Eastern Iowa Solidarity Statement for Meagan Taylor

On Monday, July 13, 2015, Meagan Taylor and a friend checked into a room at the Drury Inn, in West Des Moines, IA. Upon checking in, Taylor noticed staff acting “really funny” around her and her friend. Shortly thereafter, staff at the Drury Inn called the West Des Moines police, reporting “two males dressed as females” and expressing concerns about “possible prostitution activity.” Although police found no evidence of prostitution activity upon arrival, they arrested Taylor after discovering an outstanding probation violation in Illinois for an unpaid fine stemming from a conviction more than 5 years ago. Police charged Taylor with “malicious prosecution” for supplying a false Missouri identification and for possession of spironolactone hydrochloride – an antiandrogen common in hormone replacement therapy for trans women – without a prescription.

While being processed by the Polk County Jail, Taylor reports her upper body was patted down by a female officer, while her lower body was patted down by a male officer. At Taylor’s request, she was placed in protective custody in the medical unit, after Jail officials chose not to place her in the male unit for her safety, but refused to place her in the female unit with the other women.

Meagan Taylor’s story is one all too familiar for trans women living in the United States, who are pathologized and whose gender identity is treated with suspicion at all levels of society, from medical professionals to police. Trans women, in particular trans women of color, are not only disproportionately subjected to physical violence, but also are subjected to implicit violence that manifests itself in unfounded suspicions, profiling, and detention. Meagan Taylor drew suspicion from the staff at the Drury Inn not because of her actions, but merely because of her gender identity coupled with her race. Trans women, particularly trans women of color, are often profiled as sex workers by the public and police due to fetishization and sexualization of trans bodies. Upon arriving at the Polk County Jail, Meagan Taylor was subjected to degrading treatment by jail officials due to suspicion over her gender identity.

The charges levied against Meagan Taylor reflect the ingrained transphobia inherent in both the criminal justice system and the barriers erected by society against trans people. Legally changing one’s name can be a difficult and lengthy process. In Illinois, this process requires repeated publication of the name change, requiring trans people to “out” themselves in order to legally change their name. Even more difficult can be the process of changing one’s gender on official documents. Often, in order for trans people to use names of their choosing, they are forced into situations where their chosen name does not reflect their legal name, and sometimes this includes the use of false identification. Not having access to identification that reflects trans people’s chosen names and their gender identity potentially creates dangerous situations where trans people must out themselves in order to provide identification. Trans women are all too familiar with the danger this may create, particularly in interactions with the police.
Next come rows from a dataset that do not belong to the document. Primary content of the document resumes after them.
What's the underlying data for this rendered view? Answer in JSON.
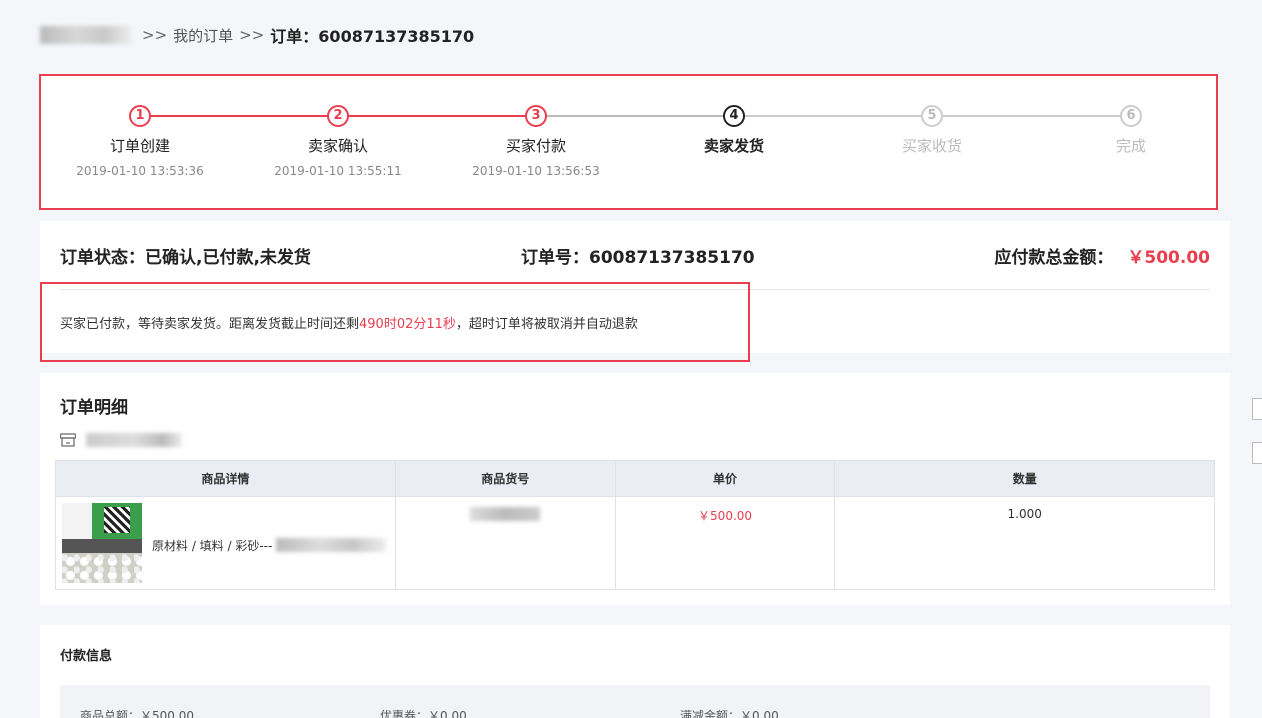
{
  "breadcrumb": {
    "my_orders": "我的订单",
    "sep": ">>",
    "current": "订单：60087137385170"
  },
  "steps": [
    {
      "num": "1",
      "label": "订单创建",
      "time": "2019-01-10 13:53:36",
      "state": "done"
    },
    {
      "num": "2",
      "label": "卖家确认",
      "time": "2019-01-10 13:55:11",
      "state": "done"
    },
    {
      "num": "3",
      "label": "买家付款",
      "time": "2019-01-10 13:56:53",
      "state": "done"
    },
    {
      "num": "4",
      "label": "卖家发货",
      "time": "",
      "state": "current"
    },
    {
      "num": "5",
      "label": "买家收货",
      "time": "",
      "state": "todo"
    },
    {
      "num": "6",
      "label": "完成",
      "time": "",
      "state": "todo"
    }
  ],
  "status": {
    "order_status": "订单状态：已确认,已付款,未发货",
    "order_no": "订单号：60087137385170",
    "total_label": "应付款总金额：",
    "total_amount": "￥500.00",
    "notice_prefix": "买家已付款，等待卖家发货。距离发货截止时间还剩",
    "countdown": "490时02分11秒",
    "notice_suffix": "，超时订单将被取消并自动退款"
  },
  "detail": {
    "title": "订单明细",
    "columns": [
      "商品详情",
      "商品货号",
      "单价",
      "数量"
    ],
    "rows": [
      {
        "name": "原材料 / 填料 / 彩砂---",
        "price": "￥500.00",
        "qty": "1.000"
      }
    ]
  },
  "payment": {
    "title": "付款信息",
    "items": [
      {
        "label": "商品总额：￥500.00"
      },
      {
        "label": "优惠券：￥0.00"
      },
      {
        "label": "满减金额：￥0.00"
      }
    ]
  },
  "colors": {
    "accent": "#e83e4e",
    "outline": "#e83e4e"
  }
}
Meagan’s second charge, possession of a prescription drug without a prescription, reflects the struggle of trans people to receive adequate healthcare. Trans people face staggering levels of poverty, unemployment, and permanent economic disenfranchisement. Even for those fortunate enough to have health insurance, most insurance does not explicitly cover transgender healthcare needs, including prescription medications. In order to get medications they need, many trans people may be forced to seek out hormones and other necessary prescriptions from illegal sources, including sources that may be unreliable and dangerous.
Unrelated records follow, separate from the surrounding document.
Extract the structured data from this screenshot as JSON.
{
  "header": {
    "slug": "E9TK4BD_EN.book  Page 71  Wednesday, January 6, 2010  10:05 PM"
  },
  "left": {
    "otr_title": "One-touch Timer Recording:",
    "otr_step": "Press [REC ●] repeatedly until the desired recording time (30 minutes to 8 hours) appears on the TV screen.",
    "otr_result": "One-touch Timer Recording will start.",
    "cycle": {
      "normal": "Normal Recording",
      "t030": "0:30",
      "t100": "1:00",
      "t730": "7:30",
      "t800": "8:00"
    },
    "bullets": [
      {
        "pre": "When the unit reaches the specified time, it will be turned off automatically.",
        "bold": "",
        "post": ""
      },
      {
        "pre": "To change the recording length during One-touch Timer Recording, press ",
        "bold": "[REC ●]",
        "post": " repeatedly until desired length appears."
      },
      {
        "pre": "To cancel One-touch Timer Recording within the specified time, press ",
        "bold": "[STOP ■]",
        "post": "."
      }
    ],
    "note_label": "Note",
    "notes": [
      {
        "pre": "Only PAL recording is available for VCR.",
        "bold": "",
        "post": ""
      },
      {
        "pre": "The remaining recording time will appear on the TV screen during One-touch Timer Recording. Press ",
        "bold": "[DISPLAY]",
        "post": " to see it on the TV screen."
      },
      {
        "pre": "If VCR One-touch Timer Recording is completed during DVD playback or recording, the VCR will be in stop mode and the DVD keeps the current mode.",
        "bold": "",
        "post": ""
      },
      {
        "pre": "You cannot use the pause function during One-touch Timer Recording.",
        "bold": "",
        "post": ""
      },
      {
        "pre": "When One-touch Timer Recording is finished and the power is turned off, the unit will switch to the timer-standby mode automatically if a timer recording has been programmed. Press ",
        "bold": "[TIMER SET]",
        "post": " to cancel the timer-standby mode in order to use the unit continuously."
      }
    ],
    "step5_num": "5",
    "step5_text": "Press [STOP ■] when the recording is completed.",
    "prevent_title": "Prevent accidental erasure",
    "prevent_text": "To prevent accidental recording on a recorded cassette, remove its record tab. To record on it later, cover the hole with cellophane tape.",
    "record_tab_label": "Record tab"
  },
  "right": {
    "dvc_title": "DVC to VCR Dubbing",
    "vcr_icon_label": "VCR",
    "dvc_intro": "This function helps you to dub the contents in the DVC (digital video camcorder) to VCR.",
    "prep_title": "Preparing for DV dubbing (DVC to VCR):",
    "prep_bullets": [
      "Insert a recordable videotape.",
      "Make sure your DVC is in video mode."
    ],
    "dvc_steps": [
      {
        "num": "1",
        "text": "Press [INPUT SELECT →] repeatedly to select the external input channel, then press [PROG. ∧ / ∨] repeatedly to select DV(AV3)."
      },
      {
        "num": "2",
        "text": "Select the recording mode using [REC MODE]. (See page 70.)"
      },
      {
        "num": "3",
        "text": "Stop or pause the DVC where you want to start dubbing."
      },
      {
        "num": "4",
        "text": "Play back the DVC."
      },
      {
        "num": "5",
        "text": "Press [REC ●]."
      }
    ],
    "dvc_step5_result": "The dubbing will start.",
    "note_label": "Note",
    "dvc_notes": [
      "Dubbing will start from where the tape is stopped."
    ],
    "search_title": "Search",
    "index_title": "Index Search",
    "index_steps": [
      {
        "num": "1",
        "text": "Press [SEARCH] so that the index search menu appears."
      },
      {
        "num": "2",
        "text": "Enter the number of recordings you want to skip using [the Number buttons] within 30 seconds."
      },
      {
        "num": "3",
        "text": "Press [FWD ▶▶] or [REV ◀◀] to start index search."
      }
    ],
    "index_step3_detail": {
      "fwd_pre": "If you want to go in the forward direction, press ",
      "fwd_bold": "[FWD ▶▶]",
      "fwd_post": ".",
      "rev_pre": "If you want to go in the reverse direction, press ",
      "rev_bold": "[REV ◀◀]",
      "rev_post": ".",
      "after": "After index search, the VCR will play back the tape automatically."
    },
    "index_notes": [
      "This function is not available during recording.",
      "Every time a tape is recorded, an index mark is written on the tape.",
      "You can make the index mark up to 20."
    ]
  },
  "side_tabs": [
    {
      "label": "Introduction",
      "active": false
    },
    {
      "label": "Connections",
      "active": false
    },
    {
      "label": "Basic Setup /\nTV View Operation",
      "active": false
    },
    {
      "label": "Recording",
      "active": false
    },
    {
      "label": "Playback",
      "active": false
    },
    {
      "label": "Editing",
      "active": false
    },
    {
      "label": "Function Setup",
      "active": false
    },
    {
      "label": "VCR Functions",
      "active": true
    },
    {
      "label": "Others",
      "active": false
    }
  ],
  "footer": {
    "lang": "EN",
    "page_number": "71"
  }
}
We join the scores of other voices condemning the profiling, treatment, arrest, and incarceration of Meagan Taylor and demanding restorative action on the part of the Drury Inn. We stand in solidarity with Meagan Taylor and all trans women of color across the United States whose daily lived reality is one filled with suspicion, harassment, and violence.
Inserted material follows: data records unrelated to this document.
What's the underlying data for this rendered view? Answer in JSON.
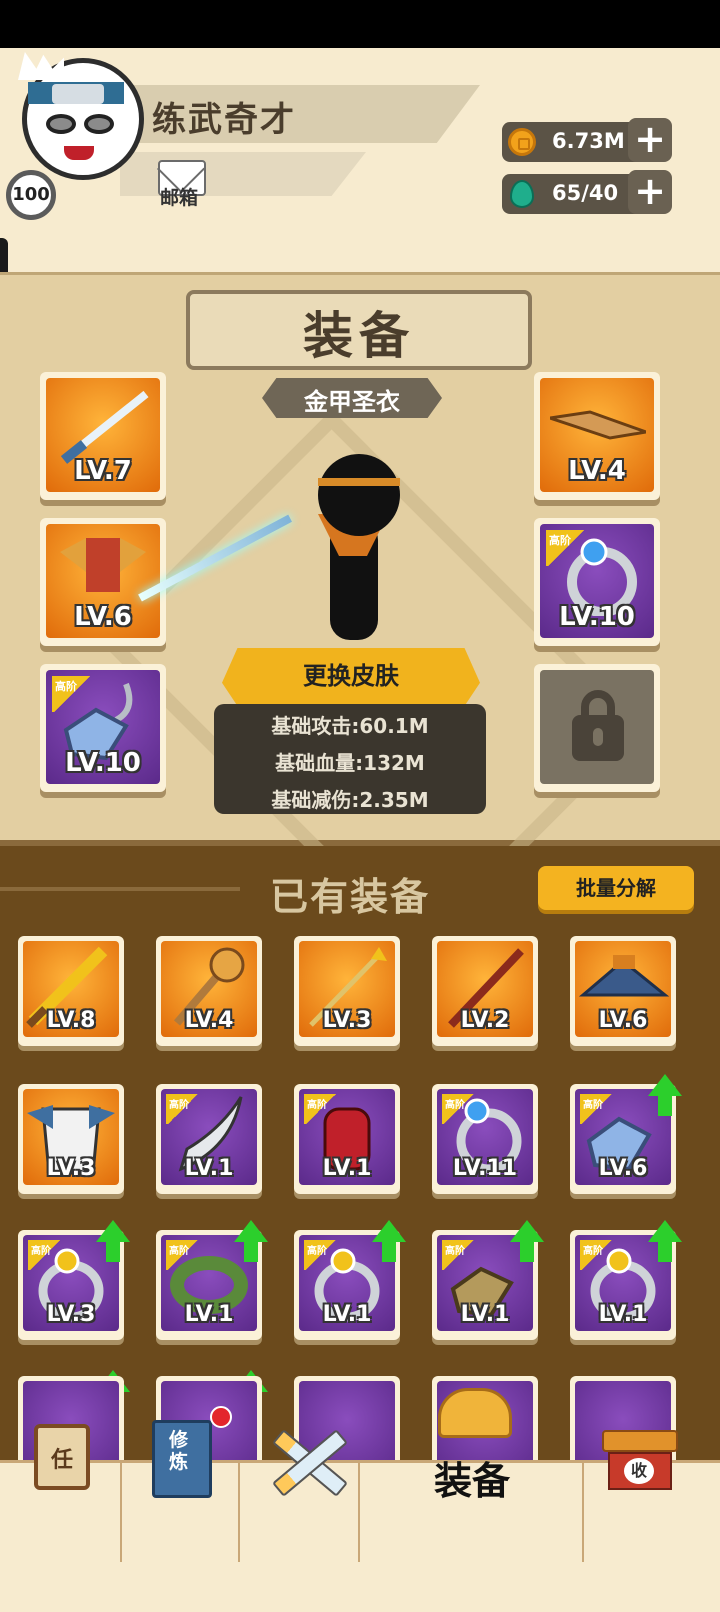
{
  "player": {
    "name": "练武奇才",
    "level": "100",
    "mail_label": "邮箱"
  },
  "resources": {
    "gold": "6.73M",
    "gems": "65/40"
  },
  "equipment": {
    "title": "装备",
    "skin_name": "金甲圣衣",
    "change_skin_label": "更换皮肤",
    "stats": [
      "基础攻击:60.1M",
      "基础血量:132M",
      "基础减伤:2.35M"
    ],
    "tier_label": "高阶",
    "slots_left": [
      {
        "lv": "LV.7",
        "tier": "orange",
        "item": "sword"
      },
      {
        "lv": "LV.6",
        "tier": "orange",
        "item": "armor"
      },
      {
        "lv": "LV.10",
        "tier": "purple",
        "item": "amulet",
        "advanced": true
      }
    ],
    "slots_right": [
      {
        "lv": "LV.4",
        "tier": "orange",
        "item": "headband"
      },
      {
        "lv": "LV.10",
        "tier": "purple",
        "item": "ring",
        "advanced": true
      }
    ]
  },
  "inventory": {
    "title": "已有装备",
    "batch_label": "批量分解",
    "rows": [
      [
        {
          "lv": "LV.8",
          "tier": "orange",
          "item": "broadsword"
        },
        {
          "lv": "LV.4",
          "tier": "orange",
          "item": "mace"
        },
        {
          "lv": "LV.3",
          "tier": "orange",
          "item": "spear"
        },
        {
          "lv": "LV.2",
          "tier": "orange",
          "item": "staff"
        },
        {
          "lv": "LV.6",
          "tier": "orange",
          "item": "hat"
        }
      ],
      [
        {
          "lv": "LV.3",
          "tier": "orange",
          "item": "robe"
        },
        {
          "lv": "LV.1",
          "tier": "purple",
          "item": "blade",
          "advanced": true
        },
        {
          "lv": "LV.1",
          "tier": "purple",
          "item": "gauntlet",
          "advanced": true
        },
        {
          "lv": "LV.11",
          "tier": "purple",
          "item": "ring-blue",
          "advanced": true
        },
        {
          "lv": "LV.6",
          "tier": "purple",
          "item": "amulet",
          "advanced": true,
          "upgrade": true
        }
      ],
      [
        {
          "lv": "LV.3",
          "tier": "purple",
          "item": "ring-gold",
          "advanced": true,
          "upgrade": true
        },
        {
          "lv": "LV.1",
          "tier": "purple",
          "item": "bracelet",
          "advanced": true,
          "upgrade": true
        },
        {
          "lv": "LV.1",
          "tier": "purple",
          "item": "ring-gold",
          "advanced": true,
          "upgrade": true
        },
        {
          "lv": "LV.1",
          "tier": "purple",
          "item": "amulet-gold",
          "advanced": true,
          "upgrade": true
        },
        {
          "lv": "LV.1",
          "tier": "purple",
          "item": "ring-gold",
          "advanced": true,
          "upgrade": true
        }
      ]
    ]
  },
  "nav": {
    "task_label": "任",
    "cultivate_label": "修炼",
    "shop_label": "收",
    "active_label": "装备",
    "items": [
      "task-icon",
      "cultivate-book-icon",
      "battle-swords-icon",
      "equipment-helmet-icon",
      "shop-icon"
    ]
  },
  "colors": {
    "panel_bg": "#e3cfa2",
    "inventory_bg": "#6b4a1c",
    "orange_tier": "#f08a17",
    "purple_tier": "#6b34a0",
    "upgrade_arrow": "#2ccf2c",
    "button_yellow": "#f4b320"
  }
}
Eastern Iowa Local,
Black Rose Anarchist Federation/Federacion Anarquista Rosa Negra